↓↓↓
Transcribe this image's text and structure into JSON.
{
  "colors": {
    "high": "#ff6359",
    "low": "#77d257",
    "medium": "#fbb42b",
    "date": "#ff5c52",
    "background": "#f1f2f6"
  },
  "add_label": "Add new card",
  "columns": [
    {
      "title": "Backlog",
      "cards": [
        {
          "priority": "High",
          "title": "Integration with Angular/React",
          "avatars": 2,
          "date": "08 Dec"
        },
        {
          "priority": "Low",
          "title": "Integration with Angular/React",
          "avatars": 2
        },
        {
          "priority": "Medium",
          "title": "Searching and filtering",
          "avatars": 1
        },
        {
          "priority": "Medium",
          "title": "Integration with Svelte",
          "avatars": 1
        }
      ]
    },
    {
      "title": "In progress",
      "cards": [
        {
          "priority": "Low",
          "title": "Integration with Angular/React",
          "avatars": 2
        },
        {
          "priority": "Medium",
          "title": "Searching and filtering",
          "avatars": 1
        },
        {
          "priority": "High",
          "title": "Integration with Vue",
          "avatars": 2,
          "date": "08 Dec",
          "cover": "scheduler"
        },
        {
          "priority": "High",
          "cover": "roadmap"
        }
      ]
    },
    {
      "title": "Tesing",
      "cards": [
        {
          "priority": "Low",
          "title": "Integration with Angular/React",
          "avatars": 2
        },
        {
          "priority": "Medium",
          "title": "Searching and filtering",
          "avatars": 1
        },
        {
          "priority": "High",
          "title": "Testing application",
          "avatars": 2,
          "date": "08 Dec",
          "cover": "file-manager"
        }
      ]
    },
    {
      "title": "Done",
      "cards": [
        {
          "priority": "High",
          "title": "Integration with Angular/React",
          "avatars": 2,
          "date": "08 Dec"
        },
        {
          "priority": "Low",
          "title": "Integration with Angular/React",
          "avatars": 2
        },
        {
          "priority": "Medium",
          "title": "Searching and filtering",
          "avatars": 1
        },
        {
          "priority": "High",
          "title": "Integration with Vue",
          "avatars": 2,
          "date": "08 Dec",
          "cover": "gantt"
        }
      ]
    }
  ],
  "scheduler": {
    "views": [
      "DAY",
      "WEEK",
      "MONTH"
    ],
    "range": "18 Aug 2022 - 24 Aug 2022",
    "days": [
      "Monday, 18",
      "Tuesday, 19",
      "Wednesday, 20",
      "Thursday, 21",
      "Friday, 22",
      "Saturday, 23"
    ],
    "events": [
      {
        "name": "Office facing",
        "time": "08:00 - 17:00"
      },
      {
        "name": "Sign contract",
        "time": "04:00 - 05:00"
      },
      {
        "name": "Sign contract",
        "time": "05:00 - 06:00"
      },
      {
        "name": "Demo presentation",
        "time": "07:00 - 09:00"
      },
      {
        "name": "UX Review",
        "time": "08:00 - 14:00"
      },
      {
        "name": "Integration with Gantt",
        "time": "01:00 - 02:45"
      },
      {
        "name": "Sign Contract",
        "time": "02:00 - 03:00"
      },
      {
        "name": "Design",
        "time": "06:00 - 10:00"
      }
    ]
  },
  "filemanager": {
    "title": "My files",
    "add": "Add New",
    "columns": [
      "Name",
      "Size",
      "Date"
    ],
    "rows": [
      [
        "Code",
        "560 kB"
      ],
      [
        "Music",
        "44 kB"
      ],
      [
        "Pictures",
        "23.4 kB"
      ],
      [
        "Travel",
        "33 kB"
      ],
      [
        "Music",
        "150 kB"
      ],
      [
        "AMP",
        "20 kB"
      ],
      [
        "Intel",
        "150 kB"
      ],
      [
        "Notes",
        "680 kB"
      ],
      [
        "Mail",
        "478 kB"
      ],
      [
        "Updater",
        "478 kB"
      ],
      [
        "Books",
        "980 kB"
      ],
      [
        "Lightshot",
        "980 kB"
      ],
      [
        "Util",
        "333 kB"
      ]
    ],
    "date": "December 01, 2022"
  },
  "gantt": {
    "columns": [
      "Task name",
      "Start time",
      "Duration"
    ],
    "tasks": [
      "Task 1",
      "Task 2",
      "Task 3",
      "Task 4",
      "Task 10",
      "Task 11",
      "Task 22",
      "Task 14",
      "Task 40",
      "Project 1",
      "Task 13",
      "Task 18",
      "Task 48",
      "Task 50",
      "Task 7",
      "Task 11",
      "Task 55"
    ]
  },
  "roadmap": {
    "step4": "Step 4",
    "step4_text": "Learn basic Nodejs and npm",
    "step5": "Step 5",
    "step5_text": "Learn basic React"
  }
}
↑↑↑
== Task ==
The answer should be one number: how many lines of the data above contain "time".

== Response to this exercise ==
9